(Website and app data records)
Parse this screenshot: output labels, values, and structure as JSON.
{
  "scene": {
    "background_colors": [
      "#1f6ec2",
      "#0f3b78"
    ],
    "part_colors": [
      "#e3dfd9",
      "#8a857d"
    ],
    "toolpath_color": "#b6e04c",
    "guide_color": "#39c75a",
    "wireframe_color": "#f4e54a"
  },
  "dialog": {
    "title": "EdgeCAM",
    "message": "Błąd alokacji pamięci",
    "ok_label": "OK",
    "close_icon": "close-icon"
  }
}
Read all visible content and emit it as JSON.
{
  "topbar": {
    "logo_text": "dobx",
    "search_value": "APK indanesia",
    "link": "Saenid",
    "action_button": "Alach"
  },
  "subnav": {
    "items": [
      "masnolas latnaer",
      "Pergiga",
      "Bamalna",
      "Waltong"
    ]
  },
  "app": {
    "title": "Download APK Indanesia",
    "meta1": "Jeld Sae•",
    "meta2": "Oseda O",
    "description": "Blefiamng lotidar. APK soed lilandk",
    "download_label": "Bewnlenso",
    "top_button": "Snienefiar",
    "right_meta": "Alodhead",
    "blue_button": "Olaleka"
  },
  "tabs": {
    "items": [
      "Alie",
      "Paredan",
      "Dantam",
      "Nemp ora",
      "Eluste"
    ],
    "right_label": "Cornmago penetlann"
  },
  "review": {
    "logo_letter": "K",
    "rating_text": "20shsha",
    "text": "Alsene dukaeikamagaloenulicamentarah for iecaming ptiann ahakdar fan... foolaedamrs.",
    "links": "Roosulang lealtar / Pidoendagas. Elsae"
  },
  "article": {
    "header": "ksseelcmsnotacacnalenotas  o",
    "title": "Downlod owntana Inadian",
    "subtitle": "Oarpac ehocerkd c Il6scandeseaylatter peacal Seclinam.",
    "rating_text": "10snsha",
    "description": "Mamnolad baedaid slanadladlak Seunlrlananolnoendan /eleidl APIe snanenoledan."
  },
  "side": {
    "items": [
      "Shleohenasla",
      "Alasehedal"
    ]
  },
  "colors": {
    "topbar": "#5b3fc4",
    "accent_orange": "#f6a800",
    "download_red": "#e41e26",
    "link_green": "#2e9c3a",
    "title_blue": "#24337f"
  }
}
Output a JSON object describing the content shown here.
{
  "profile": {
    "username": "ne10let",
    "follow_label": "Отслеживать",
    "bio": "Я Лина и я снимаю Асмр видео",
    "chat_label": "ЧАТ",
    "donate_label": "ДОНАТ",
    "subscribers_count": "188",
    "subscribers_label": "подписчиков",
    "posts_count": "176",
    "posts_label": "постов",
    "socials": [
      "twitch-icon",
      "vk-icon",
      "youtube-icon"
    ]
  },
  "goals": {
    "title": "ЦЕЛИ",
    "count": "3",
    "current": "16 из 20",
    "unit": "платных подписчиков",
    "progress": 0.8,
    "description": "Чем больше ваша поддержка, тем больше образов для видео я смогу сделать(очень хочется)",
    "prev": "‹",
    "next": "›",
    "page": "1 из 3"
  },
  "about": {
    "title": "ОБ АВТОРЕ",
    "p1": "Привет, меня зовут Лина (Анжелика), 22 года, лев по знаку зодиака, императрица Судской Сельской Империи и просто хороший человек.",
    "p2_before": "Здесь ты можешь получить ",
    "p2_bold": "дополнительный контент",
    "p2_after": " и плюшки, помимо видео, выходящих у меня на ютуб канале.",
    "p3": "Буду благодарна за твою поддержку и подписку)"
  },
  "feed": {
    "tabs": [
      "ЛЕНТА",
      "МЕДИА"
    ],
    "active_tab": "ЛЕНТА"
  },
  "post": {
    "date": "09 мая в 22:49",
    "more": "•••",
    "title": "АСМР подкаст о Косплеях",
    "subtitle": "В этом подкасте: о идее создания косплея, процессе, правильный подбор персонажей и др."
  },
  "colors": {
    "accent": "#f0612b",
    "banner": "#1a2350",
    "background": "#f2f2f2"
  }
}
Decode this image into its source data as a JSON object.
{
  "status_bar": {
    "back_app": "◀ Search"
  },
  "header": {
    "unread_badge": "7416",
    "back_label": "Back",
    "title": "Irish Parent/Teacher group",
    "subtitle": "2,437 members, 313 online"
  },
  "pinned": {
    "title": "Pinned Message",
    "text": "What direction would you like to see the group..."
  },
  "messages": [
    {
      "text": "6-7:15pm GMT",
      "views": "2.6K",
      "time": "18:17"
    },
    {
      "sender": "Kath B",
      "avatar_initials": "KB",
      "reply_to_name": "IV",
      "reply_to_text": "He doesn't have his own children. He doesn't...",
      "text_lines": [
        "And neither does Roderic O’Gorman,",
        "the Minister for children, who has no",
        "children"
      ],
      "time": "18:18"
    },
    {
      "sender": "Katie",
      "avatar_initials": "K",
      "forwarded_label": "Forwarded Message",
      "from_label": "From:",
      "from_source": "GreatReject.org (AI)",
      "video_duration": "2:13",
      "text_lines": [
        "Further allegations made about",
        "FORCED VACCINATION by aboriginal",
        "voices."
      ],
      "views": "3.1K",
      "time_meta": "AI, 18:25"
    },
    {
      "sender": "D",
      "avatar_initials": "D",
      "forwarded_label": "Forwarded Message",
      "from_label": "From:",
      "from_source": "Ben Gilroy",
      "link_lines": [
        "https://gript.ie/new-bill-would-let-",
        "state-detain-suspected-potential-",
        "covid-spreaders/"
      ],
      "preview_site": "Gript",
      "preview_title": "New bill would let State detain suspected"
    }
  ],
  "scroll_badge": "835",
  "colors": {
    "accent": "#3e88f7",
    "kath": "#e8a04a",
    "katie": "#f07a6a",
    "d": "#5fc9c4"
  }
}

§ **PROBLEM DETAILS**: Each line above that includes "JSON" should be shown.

§ **RESULT OF THE EXERCISE**:
Parse this screenshot: output labels, values, and structure as JSON.
Read all visible content and emit it as JSON.
Output a JSON object describing the content shown here.
Decode this image into its source data as a JSON object.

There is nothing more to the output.